8) Wait. You have to be patient. Sauerkraut goes through three stages of fermentation, and you get the most benefit out of it if you wait a minimum of four weeks (see "mistake #1" in that post). Remember, the cabbage must stay submerged under the brine.

9) When you taste the sauerkraut, trust your instincts. Sauerkraut has a high success rate (I don't think I've ever botched a batch), but occasionally one might go bad. This post includes some visuals that might warn of an improper ferment (see "mistake #2," though if you use any purple cabbage to begin with, then "pink cabbage" is not going to be an indicator of spoilage). Above all, trust your gut!

10) There are lots of ways to eat it. Like this:


Or even this (the juice is an amazing digestive tonic!):

Or whatever tickles your fancy or tempts your palate. It can be eaten plain or added to just about anything—salads, sandwiches, smoothies, warm soups—and it's notoriously good with meats.

I hereby wield the power of the Daily Dare and challenge you to make some sauerkraut and eat it! I promise that if you make it, wait patiently for it to transform, and consume it regularly, you will reap tremendous health benefits. You will want it.

Once you've made it a couple times, you'll be ready for sauerkraut's foreign cousins, kimchi and cortido (coming soon!).

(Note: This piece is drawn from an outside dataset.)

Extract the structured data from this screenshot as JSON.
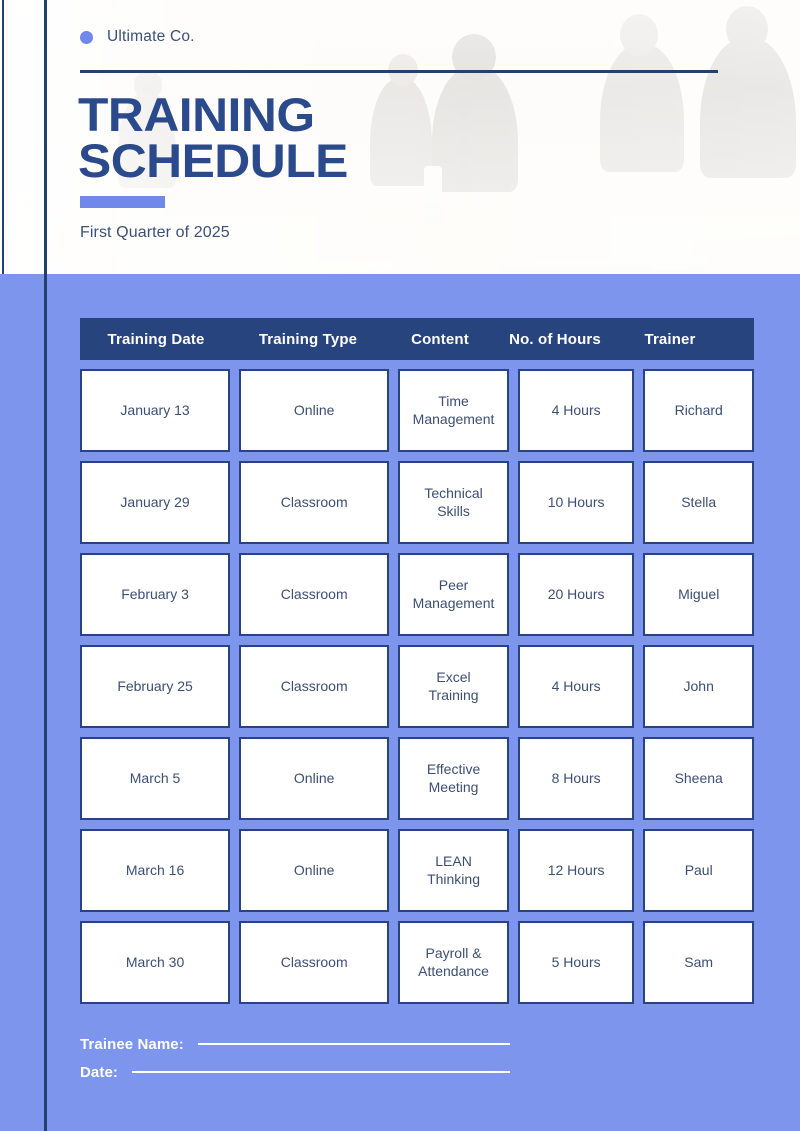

Some of my resources on lacto-fermentation:
  • Wild Fermentation by Sandor Katz (he has a couple other good ones, too)
  • Real Food Fermentation by Alex Lewin
  • Nourishing Traditions by Sally Fallon (just a section dedicated to it in this book)
  • Lacto-Fermentation eBook by GNOWFGLINS (Wardee also recently published a book called The Complete Idiot's Guide to Fermenting Foods, which I don't have)
  • Lacto-Fermentation eBook by Cultures for Health (free online!)

*An Important Word on the Vessel
Some recipes call for using a plain old mason jar. I fermented this way many times before a wonderful person gave me a 10-liter Harsch crock a year ago. Everyone seems to have a different idea about fermenting in mason jars. Some think it's best to have a container that can release the gases produced by the lactobacilli without allowing more oxygen into the jar (using something like these, or here's a more economical DIY for attaching an airlock to your mason jar lid).

At least one blogger has stirred up some controversy regarding the safety and efficacy of lacto-fermenting in mason jars. Here is another blogger's responses to those circulating concerns. Traditional fermentation expert Sandor Katz is not at all concerned about using an open ferment method, as long as the food is clearly submerged beneath the brine. The post I referenced above (with the three common fermenting mistakes) contains good information on how to ferment optimally (staying totally anaerobic, avoiding mold, getting consistent results, and increasing lactobacilli) as well as lots of interesting discussion in the comments. Also, do check out this cool experiment (18 different vessels for 28 days).

All that said, I personally think mason jars are a fine place for someone to start out their fermentation journey. Better there than not at all! I did it many times before using a crock, and I never experienced anything but wholesomeness. :)